What you have to do » Scan the entries below for "header" and copy each line that holds it.

Web page and app entries:
◇ ◇ ◇ ◇ ◇
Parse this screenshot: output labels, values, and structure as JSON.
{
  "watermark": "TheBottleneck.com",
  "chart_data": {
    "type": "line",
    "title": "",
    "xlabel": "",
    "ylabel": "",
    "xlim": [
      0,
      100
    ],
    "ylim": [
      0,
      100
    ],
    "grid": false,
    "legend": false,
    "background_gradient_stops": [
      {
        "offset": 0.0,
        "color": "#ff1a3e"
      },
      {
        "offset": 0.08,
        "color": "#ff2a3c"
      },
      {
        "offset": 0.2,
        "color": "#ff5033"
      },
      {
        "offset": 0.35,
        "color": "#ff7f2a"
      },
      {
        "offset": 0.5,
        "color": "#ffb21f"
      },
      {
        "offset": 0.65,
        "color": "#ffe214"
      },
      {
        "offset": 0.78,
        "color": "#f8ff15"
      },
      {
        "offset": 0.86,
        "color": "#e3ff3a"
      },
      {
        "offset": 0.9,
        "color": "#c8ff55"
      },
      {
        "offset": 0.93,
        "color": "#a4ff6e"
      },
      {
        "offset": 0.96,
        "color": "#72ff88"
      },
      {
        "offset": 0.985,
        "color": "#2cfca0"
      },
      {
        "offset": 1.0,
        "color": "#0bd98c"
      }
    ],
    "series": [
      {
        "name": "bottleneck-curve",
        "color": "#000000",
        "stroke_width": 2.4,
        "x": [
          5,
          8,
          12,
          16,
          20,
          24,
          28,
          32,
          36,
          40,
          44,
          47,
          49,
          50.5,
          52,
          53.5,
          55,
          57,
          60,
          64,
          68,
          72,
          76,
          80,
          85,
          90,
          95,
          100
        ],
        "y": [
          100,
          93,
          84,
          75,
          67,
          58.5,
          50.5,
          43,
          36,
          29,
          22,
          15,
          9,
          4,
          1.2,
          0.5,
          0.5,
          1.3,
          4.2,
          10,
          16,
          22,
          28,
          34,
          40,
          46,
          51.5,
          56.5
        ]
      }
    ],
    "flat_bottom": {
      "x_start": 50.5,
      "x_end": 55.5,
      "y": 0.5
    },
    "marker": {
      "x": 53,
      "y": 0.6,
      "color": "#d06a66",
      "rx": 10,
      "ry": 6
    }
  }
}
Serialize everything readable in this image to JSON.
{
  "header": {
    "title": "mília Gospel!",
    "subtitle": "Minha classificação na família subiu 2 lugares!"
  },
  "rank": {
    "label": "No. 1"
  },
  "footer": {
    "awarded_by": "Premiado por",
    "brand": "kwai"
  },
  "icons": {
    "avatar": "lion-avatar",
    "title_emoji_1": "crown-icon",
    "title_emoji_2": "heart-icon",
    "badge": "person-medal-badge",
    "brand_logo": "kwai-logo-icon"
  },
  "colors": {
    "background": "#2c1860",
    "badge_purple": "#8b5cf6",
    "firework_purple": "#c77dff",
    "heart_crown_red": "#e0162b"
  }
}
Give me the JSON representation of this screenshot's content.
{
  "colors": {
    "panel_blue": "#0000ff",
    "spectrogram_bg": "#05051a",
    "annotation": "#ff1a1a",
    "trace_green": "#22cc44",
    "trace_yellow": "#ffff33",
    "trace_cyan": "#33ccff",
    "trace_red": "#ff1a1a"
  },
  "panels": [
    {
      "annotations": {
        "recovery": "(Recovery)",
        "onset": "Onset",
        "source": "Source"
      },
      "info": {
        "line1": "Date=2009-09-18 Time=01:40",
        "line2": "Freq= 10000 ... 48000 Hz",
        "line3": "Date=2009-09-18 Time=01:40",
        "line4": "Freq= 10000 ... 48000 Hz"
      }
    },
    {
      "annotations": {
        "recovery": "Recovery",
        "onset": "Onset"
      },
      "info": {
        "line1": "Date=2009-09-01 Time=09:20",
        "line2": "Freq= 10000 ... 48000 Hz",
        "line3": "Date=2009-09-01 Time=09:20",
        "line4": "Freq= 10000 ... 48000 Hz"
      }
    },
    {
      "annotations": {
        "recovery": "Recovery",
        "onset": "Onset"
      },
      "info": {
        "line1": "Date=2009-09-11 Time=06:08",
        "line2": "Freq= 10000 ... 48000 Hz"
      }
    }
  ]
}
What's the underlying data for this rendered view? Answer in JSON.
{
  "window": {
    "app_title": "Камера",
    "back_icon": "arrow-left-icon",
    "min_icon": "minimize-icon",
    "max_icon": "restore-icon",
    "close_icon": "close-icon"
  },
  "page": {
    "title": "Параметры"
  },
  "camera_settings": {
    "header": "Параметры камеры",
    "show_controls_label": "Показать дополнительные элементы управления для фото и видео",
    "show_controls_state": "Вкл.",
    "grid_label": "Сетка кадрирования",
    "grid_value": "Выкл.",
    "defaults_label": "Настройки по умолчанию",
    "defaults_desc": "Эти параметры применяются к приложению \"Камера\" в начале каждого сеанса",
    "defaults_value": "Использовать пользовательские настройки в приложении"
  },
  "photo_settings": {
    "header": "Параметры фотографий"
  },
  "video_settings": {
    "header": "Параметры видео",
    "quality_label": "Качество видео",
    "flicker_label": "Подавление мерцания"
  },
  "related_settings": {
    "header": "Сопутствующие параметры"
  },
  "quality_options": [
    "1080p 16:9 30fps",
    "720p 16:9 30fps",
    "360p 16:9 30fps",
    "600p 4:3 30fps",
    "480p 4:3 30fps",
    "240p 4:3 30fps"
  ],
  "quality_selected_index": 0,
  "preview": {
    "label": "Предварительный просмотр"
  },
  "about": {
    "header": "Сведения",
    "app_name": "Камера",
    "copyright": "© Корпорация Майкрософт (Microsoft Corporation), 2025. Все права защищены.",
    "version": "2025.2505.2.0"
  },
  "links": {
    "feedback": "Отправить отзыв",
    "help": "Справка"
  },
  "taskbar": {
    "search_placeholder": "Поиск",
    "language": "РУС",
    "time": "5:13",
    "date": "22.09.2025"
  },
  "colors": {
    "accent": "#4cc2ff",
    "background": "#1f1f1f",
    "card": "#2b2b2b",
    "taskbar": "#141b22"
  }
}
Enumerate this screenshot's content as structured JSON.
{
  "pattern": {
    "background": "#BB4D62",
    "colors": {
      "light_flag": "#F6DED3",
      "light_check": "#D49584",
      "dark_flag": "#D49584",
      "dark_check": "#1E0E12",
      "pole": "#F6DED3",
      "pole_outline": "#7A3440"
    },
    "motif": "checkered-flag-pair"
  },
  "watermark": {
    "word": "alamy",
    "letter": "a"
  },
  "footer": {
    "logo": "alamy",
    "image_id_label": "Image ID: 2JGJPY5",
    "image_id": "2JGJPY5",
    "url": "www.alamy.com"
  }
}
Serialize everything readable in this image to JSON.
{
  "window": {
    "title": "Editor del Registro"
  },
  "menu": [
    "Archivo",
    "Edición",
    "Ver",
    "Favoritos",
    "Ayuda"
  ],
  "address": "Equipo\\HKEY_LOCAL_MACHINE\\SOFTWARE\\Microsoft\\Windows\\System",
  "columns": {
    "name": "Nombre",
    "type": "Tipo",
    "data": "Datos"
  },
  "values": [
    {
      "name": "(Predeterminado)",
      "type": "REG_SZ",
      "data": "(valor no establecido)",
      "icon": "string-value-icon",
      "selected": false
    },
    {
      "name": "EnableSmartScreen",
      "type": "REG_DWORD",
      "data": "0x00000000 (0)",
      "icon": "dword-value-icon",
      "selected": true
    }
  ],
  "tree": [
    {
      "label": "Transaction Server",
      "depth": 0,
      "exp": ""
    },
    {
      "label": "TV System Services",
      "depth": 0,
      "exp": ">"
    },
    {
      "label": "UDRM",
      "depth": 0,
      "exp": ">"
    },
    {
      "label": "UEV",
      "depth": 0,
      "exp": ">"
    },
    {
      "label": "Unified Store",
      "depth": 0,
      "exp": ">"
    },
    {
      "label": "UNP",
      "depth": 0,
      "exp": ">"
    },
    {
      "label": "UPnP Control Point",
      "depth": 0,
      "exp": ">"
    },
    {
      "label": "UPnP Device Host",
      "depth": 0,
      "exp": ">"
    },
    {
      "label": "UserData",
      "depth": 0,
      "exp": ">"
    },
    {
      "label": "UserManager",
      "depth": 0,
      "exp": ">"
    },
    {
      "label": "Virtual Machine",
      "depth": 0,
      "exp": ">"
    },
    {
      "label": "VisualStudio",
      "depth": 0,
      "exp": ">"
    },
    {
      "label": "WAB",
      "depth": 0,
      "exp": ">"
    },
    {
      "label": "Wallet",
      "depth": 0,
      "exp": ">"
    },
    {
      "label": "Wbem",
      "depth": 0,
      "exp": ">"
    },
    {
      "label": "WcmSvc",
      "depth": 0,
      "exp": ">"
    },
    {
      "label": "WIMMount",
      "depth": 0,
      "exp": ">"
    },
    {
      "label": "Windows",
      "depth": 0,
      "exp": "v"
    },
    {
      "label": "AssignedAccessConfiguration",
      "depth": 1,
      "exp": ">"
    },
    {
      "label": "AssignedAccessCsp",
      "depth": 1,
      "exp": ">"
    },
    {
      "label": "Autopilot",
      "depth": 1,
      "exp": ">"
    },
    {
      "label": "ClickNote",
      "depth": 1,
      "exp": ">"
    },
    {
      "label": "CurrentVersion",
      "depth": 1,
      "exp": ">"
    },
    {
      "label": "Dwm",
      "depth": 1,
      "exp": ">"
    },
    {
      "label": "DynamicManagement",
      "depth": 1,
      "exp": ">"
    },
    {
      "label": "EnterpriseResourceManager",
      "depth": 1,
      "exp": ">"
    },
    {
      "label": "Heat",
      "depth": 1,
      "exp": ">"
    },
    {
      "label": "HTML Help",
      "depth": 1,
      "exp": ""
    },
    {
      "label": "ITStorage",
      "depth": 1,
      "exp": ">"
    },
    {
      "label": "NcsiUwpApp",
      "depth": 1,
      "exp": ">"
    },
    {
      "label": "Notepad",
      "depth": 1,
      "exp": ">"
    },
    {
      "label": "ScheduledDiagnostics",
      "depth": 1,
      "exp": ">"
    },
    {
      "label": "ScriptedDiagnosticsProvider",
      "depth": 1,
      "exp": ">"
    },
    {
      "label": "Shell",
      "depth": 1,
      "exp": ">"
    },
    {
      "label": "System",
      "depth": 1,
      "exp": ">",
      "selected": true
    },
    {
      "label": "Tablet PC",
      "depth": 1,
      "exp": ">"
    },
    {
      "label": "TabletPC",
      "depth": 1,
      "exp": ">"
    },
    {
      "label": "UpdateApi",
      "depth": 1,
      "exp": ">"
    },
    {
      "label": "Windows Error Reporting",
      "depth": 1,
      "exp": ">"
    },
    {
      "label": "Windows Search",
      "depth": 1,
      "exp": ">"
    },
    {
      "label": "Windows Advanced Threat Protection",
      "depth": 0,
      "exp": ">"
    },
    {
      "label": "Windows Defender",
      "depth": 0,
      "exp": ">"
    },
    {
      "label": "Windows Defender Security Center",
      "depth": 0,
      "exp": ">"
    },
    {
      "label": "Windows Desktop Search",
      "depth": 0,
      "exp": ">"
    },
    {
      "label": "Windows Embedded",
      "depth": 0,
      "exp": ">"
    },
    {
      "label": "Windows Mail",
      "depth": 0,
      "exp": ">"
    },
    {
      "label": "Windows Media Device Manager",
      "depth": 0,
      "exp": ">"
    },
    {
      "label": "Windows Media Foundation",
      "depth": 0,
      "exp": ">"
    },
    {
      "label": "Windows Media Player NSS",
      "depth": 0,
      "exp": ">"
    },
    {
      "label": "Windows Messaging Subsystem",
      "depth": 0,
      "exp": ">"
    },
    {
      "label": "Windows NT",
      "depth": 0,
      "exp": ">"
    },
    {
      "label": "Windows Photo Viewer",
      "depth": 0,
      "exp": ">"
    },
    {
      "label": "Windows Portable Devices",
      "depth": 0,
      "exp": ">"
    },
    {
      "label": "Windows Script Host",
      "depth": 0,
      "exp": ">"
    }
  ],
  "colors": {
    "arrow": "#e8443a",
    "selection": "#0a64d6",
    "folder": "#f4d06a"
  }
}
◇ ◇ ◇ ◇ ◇
Answer to the problem »
  "header": {
    "header": "Параметры камеры",
    "header": "Параметры фотографий"
    "header": "Параметры видео",
    "header": "Сопутствующие параметры"
    "header": "Сведения",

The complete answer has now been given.